“The really important thing to highlight is we are tackling something that is truly a huge knowledge gap in the way we treat spinal cord injury patients,” said Dr. Kwon. “We felt this had real commercial potential as a tool that spine surgeons and other doctors treating spinal cord patients could use because it tackles a very fundamental problem in spinal cord injury care.”
In Phase I of the I2C award, Dr. Kwon and his team, which includes MSFHR Scholar and ICORD Principal Investigator Dr. Babak Shadgan, built the NIRS sensor and tested it in animal studies. Now, his team is moving on to Phase II and undertaking the necessary developmental and technical steps to refine the device so that they can initiate commercialization through clinical trials and confirm the device works in human patients.
This set of steps includes developing the clinical prototype and obtaining certifications to document electrical safety, mechanical integrity, and sterility, in addition to conducting necessary confirmatory animal studies. If all goes well, by the end of the 24-month period, Dr. Kwon hopes to have two patients enrolled in clinical trials at Vancouver General Hospital.
“The MSFHR I2C program and partnership with Praxis and the VGH & UBC Hospital Foundation has enabled us to undertake the very necessary activities to develop the technology and move it towards commercialization. These kinds of activities are not typically supported through standard competitive research grant funding,” said Dr. Kwon. “It is such an important award because the steps you need to tackle to move it along this pathway for commercialization are very different than the activities you complete to get a research study done for a peer-reviewed journal article.”
Once the clinical trials are underway and sufficient data have been collected, Dr. Kwon’s team will be in a position to look for an industry partner who can transition the NIRS sensor through the commercialization pathway – and eventually make the device available to doctors treating patients with acute spinal cord injury.
Praxis Spinal Cord Institute partnered with the Michael Smith Foundation for Health Research (MSFHR) on this award, with both Praxis and MSFHR equally contributing funds towards Phase II of the award over its two-year term that started September 2020.
“Partnerships like this with the Michael Smith Foundation for Health Research are vital to Praxis in achieving our mission of a world without paralysis after spinal cord injury,” explained Praxis CEO Bill Barrable. “Through the Innovation to Commercialization Award, we are proud to support Dr. Brian Kwon’s work to accelerate research technologies to the clinical stage and shorten the time when they can then improve health outcomes for people with spinal cord injury.”
In addition to receiving the I2C award, Dr. Kwon is also co-principal investigator of an international research team that recently received a $48 million grant from the United States Defence Advanced Research Project Agency (DARPA) for a five-year project that aims to improve long-term outcomes for patients with spinal cord injury.
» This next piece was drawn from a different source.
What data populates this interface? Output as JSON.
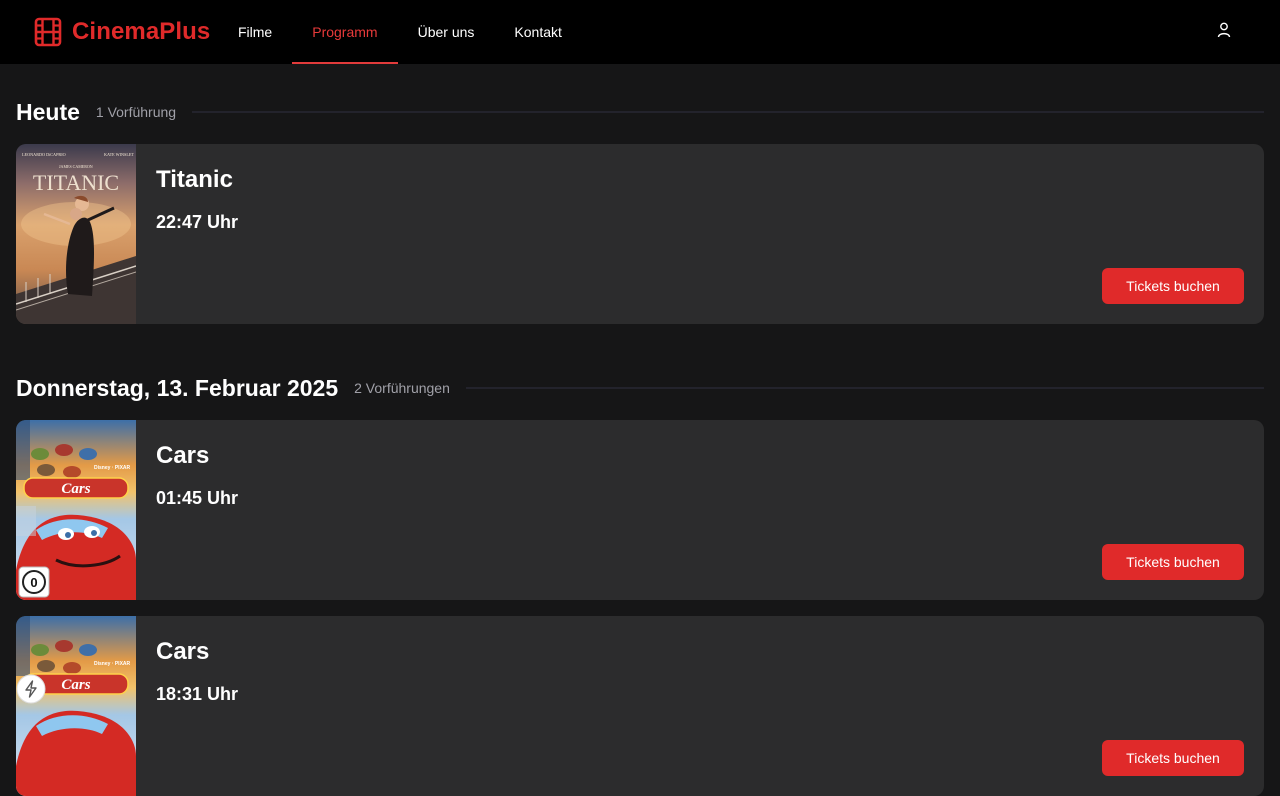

The MSFHR Innovation to Commercialization (I2C) Program supports researchers to advance their discoveries or inventions towards practical application, resulting in products or technologies that improve health outcomes and enrich BC’s health innovation ecosystem.
Strong partnerships are integral to fostering world-class health research in BC. We invite organizations to join us in co-funding awards that optimize our collective investments in health research. Together, we can invest in people and knowledge to achieve common goals and create new opportunities. Learn more about being an MSFHR partner.